## WHAT THE TASK ASKS
For this exercise, copy each line of the records that contains the word "Share".

## Saved data entries
————
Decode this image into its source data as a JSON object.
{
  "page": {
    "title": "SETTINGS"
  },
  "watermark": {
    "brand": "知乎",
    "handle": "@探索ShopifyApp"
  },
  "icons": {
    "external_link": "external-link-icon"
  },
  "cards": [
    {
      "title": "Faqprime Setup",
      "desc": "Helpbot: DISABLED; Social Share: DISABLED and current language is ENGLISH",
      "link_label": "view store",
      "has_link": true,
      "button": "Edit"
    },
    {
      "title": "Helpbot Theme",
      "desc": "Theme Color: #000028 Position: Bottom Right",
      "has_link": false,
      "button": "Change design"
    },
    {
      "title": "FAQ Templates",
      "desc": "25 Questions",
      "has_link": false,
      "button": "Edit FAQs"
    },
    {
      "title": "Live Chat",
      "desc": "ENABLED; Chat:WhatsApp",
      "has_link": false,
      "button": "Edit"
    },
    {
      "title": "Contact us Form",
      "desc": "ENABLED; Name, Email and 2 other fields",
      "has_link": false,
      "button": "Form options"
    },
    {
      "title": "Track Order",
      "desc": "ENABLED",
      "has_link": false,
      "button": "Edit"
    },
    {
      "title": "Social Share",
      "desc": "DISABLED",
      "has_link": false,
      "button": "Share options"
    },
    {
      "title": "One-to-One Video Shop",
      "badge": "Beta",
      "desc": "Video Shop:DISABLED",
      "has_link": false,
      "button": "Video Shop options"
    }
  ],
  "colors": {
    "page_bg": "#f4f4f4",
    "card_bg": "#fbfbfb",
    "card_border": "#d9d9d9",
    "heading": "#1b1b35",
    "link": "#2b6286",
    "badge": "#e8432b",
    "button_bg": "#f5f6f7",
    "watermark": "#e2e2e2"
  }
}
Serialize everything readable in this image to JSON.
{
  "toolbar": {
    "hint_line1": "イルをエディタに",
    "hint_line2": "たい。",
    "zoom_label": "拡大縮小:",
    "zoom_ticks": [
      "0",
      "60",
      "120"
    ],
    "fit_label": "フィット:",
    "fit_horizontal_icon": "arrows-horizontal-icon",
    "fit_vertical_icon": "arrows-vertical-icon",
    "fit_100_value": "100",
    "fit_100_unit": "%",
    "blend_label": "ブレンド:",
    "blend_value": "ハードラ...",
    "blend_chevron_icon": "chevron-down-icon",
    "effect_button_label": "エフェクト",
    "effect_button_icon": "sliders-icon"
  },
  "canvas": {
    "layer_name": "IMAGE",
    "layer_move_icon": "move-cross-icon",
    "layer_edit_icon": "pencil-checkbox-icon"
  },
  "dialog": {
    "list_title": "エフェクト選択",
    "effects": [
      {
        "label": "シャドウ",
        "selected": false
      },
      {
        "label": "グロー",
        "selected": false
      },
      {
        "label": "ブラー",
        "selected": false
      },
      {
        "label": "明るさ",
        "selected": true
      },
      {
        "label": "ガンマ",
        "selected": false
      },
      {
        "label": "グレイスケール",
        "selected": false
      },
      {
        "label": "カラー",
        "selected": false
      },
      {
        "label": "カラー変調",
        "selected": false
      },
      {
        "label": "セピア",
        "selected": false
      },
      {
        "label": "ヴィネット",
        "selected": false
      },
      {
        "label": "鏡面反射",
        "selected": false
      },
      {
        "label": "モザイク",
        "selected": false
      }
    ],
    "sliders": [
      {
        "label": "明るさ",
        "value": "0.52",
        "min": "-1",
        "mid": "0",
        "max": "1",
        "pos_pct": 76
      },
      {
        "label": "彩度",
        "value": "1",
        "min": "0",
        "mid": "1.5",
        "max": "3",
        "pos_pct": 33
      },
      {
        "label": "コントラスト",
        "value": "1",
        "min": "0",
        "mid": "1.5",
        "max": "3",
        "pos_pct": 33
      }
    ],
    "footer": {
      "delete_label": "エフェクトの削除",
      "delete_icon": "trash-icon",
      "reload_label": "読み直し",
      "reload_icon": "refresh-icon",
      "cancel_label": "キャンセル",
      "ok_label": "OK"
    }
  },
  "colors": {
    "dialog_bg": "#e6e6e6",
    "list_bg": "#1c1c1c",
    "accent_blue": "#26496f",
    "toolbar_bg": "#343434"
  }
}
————
## RESPONSE TO THE EXERCISE
      "desc": "Helpbot: DISABLED; Social Share: DISABLED and current language is ENGLISH",
      "title": "Social Share",
      "button": "Share options"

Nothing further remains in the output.